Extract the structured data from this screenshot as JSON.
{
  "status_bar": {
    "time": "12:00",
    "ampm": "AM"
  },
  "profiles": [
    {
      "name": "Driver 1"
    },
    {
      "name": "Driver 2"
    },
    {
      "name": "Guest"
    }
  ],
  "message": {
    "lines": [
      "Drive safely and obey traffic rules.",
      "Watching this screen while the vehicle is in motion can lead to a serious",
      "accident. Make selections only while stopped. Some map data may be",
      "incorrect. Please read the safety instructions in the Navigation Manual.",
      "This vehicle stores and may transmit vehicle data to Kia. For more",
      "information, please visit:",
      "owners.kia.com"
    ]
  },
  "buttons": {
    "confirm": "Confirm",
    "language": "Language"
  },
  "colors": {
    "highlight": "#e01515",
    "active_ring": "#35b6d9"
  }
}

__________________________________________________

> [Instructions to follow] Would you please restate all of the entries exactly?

> [Output of the exercise]
Extract the structured data from this screenshot as JSON.
{
  "status_bar": {
    "time": "12:00",
    "ampm": "AM"
  },
  "profiles": [
    {
      "name": "Driver 1"
    },
    {
      "name": "Driver 2"
    },
    {
      "name": "Guest"
    }
  ],
  "message": {
    "lines": [
      "Drive safely and obey traffic rules.",
      "Watching this screen while the vehicle is in motion can lead to a serious",
      "accident. Make selections only while stopped. Some map data may be",
      "incorrect. Please read the safety instructions in the Navigation Manual.",
      "This vehicle stores and may transmit vehicle data to Kia. For more",
      "information, please visit:",
      "owners.kia.com"
    ]
  },
  "buttons": {
    "confirm": "Confirm",
    "language": "Language"
  },
  "colors": {
    "highlight": "#e01515",
    "active_ring": "#35b6d9"
  }
}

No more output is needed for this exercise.